We’ve also seen cheetah, after a tip-off from another visitor who gave us directions – “about 9km past the Mata Mata turn, after the road splits into two, they’re lying flat out under a tree on your right. Look for the tomato that someone’s dropped to mark the spot”! HIs directions were spot on, although without the tomato on the road I don’t think we’d have spotted them – three fat cheetahs lying in the shade. Cool.
As well as the big cats a few other animals stood out. We spotted a Slender Mongoose searching around a bush for his lunch. It had the most beautiful, bright red coat. I imagined mongoose to be quite hard-nosed kind of animals, not very endearing. After all, they kill cobras. But they are really charming. The Yellow Mongoose in camp have obviously read the Cat’s Manual on How to Handle Your Human. They have all he poses and looks down to a tee, designed to promote maximum cute-factor and extract optimum dinner rations. Think Puss in Boots from Shrek and you’ll get the idea. This one was at least after his own dinner. The photo actually shows him yawning, but I wouldn’t want to be on his menu with those gnashers.
Slender Mongoose – Anyone seen American Werewolf In London?….

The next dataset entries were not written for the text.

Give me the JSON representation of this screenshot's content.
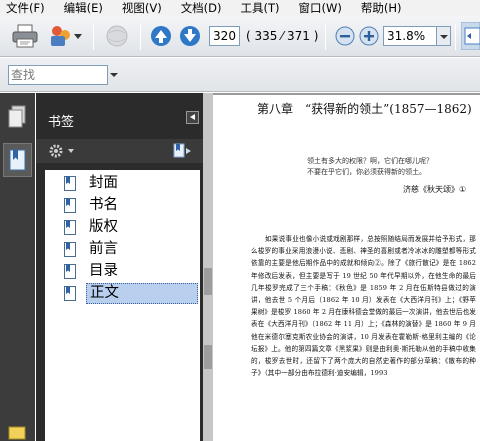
{
  "menubar": {
    "items": [
      "文件(F)",
      "编辑(E)",
      "视图(V)",
      "文档(D)",
      "工具(T)",
      "窗口(W)",
      "帮助(H)"
    ]
  },
  "toolbar": {
    "current_page": "320",
    "page_count": "( 335 ⁄ 371 )",
    "zoom": "31.8%"
  },
  "findbar": {
    "placeholder": "查找"
  },
  "panel": {
    "title": "书签",
    "bookmarks": [
      {
        "label": "封面"
      },
      {
        "label": "书名"
      },
      {
        "label": "版权"
      },
      {
        "label": "前言"
      },
      {
        "label": "目录"
      },
      {
        "label": "正文",
        "selected": true
      }
    ]
  },
  "document": {
    "chapter_title": "第八章　“获得新的领土”(1857—1862)",
    "epigraph_line1": "领土有多大的权限？啊，它们在哪儿呢？",
    "epigraph_line2": "不要在乎它们，你必须获得新的领土。",
    "epigraph_source": "济慈《秋天颂》①",
    "body": "如果说事业也像小说或戏剧那样，总按照随结局而发展并给予形式，那么梭罗的事业采用浪漫小说、悲剧、神圣的喜剧或者冷冰冰的雕塑都等形式依靠的主要是他后期作品中的成就和倾向②。除了《旅行散记》是在 1862 年修改后发表，但主要是写于 19 世纪 50 年代早期以外，在他生命的最后几年梭罗完成了三个手稿：《秋色》是 1859 年 2 月在伍斯特县做过的演讲，他去世 5 个月后（1862 年 10 月）发表在《大西洋月刊》上；《野苹果树》是梭罗 1860 年 2 月在康科德会堂做的最后一次演讲，他去世后也发表在《大西洋月刊》（1862 年 11 月）上；《森林的演替》是 1860 年 9 月他在米德尔塞克斯农业协会的演讲，10 月发表在霍勒斯·格里利主编的《论坛报》上。他的第四篇文章《黑浆果》则是由利奥·斯托勒从他的手稿中收集的，梭罗去世时，还留下了两个庞大的自然史著作的部分草稿：《散布的种子》（其中一部分由布拉德利·迪安编辑，1993"
  }
}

The area is full of birds of prey and we saw various owls, eagles, falcons, kestrels, harriers, goshawks and vultures but our favourite was probably a young Tawny Eagle. It was trying to drink from an artificial water hole. These shallow concrete bowls are what provide water when the natural pans dry up. They have rounded, sloping edges. The eagle was too big and inexperienced to stoop forward for a drink but didn’t want to get her feet wet. She kept leaning forward and sliding unceremoniously down the slope and into the water, then flapping wildly around trying to get out again. Eventually she jumped right in, which she really didn’t like at all. It was hilarious and just brilliant to watch her antics, as the adult stood watch in the tree above.
Mum, I don’t like it….
Finally, as we got up to our final camp, we saw giraffes, and spent time watching them drink (much more successfully that the eagle). They hosed in huge amounts of water which we could hear them slurping. We love giraffes. They’re brilliant.
Giraffes are so elegant, but they sound like a suction pump when they drink
Next we leave the park, and South Africa, and cross the border into Namibia…